On Tuesday, August 10, after more than a month of bipartisan talks and negotiations, the Senate passed the Infrastructure Investment and Jobs Act (H.R. 3684), a $1 trillion bipartisan infrastructure package. The bipartisan deal includes roughly $550 billion in new funding, making it substantially smaller than the $2.6 trillion proposed by President Biden earlier this year.
The bipartisan infrastructure bill makes significant investments in roads and bridges, broadband, water, and power, paid for with unused COVID-19 relief funds, excluding the state and local fiscal recovery funds; IRS cryptocurrency reporting, pension smoothing, a delay of the Medicare Part D rebate rule, and other provisions.
The bill contains some significant victories for the charitable sector and the policy agenda of the Nonprofit Infrastructure Investment Advocacy Group (NIIAG).
To read the complete summary of key nonprofit and civic infrastructure provisions included in the Infrastructure Investment Act, click here.
Some of the key provisions include:
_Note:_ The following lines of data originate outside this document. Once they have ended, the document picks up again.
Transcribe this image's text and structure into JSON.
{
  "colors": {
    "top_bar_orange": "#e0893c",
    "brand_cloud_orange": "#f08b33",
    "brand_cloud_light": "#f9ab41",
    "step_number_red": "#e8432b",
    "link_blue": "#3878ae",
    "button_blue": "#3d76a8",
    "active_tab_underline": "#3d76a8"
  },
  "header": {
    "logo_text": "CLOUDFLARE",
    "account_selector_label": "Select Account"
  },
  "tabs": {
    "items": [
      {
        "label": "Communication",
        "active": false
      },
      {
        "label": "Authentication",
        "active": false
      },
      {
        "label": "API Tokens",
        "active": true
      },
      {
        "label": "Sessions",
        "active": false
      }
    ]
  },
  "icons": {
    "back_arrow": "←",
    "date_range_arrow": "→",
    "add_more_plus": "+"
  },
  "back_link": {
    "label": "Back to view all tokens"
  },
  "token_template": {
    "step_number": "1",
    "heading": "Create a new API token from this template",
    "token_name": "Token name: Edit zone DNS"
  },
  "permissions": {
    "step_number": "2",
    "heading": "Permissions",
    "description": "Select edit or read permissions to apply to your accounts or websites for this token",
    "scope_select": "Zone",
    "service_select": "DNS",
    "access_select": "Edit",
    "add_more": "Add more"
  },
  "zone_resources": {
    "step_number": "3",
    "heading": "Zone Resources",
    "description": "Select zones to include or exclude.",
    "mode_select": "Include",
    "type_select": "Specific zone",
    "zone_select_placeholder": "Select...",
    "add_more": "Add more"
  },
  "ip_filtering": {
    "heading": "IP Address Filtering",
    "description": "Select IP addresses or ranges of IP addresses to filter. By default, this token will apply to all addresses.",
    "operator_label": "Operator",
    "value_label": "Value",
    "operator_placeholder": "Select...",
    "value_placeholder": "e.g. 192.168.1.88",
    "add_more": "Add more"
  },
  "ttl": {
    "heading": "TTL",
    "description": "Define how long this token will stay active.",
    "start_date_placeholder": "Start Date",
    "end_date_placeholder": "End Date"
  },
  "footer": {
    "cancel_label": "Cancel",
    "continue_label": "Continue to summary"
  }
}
- $39 billion for clean transit, including funding for repair or replacement of public transit buses and rail assets, and mobility for seniors and those with disabilities, and $15 billion investment in zero-emissions transit vehicles, and a focus on low-income and underserved communities;
- $65 billion for broadband, including $42.45 billion to support a formula-based program to states, territories, and DC for broadband deployment. $2 billion for the rural utilities service for distance Learning, telemedicine, and broadband program. $2.75 billion to establish grant programs to promote digital inclusion and equity for communities that lack the skills, technologies, and support needed to take advantage of broadband connections. $14.2 billion for the Affordable Connectivity Fund, formerly known as the Emergency Broadband Benefit program;
- $1 billion for a new federal program to reconnect communities damaged by infrastructure projects of the past. Eligible public entities may partner with universities (including historically black colleges and universities) and other nonprofits for planning and public engagement;
- Authorization of $55 billion for clean drinking water, $11.7 billon for the Drinking Water State Revolving Fund, $15 billion to replace lead water service lines, and $10 billion for Per- and polyfluoroalkyl substances (PFAS)water treatment grants; and
- $50 million for a pilot program to award grants for energy-efficiency materials upgrades to buildings owned and operated by a 501(c)(3) nonprofit organization. The maximum grant amount is $200,000.
The bill is now heading to the House, but it is unclear how soon the House will act on the infrastructure bill, given Speaker Nancy Pelosi’s (D-CA) commitment to take up the infrastructure bill only after the Senate passes a $3.5 trillion reconciliation bill that includes provisions of President Biden’s American Jobs Plan and American Family Plan under the FY2022 budget resolution.
On August 9, Senate Budget Committee Chairman Bernie Sanders (I-VT) released the FY2022 budget resolution with reconciliation instructions for a potential $3.5 trillion package of Democratic priorities that can pass with a simple majority vote in the Senate. The reconciliation instructions target September 15 for committees to submit their reconciliation bills. Tax increases identified to pay for the reconciliation bill may not be known until then. The resolution sets revenue targets for reconciliation, but does not prescribe policy details. The FY2022 budget resolution passed the Senate on August 11
As Congress looks to rebuild our country after this devastating economic and health crisis, its efforts must be founded on civic and community infrastructure. Nonprofits are the backbone of American society – providing life-affirming and life-saving services every day. In partnership with the government, we can expand our capacity to deliver invaluable resources to our communities. As lawmakers get ready to tackle the reconciliation process: Tell Congress to make civic and community infrastructure central to our national recovery.
Note: This blog has been updated to reflect Senate passage of the FY2022 budget resolution.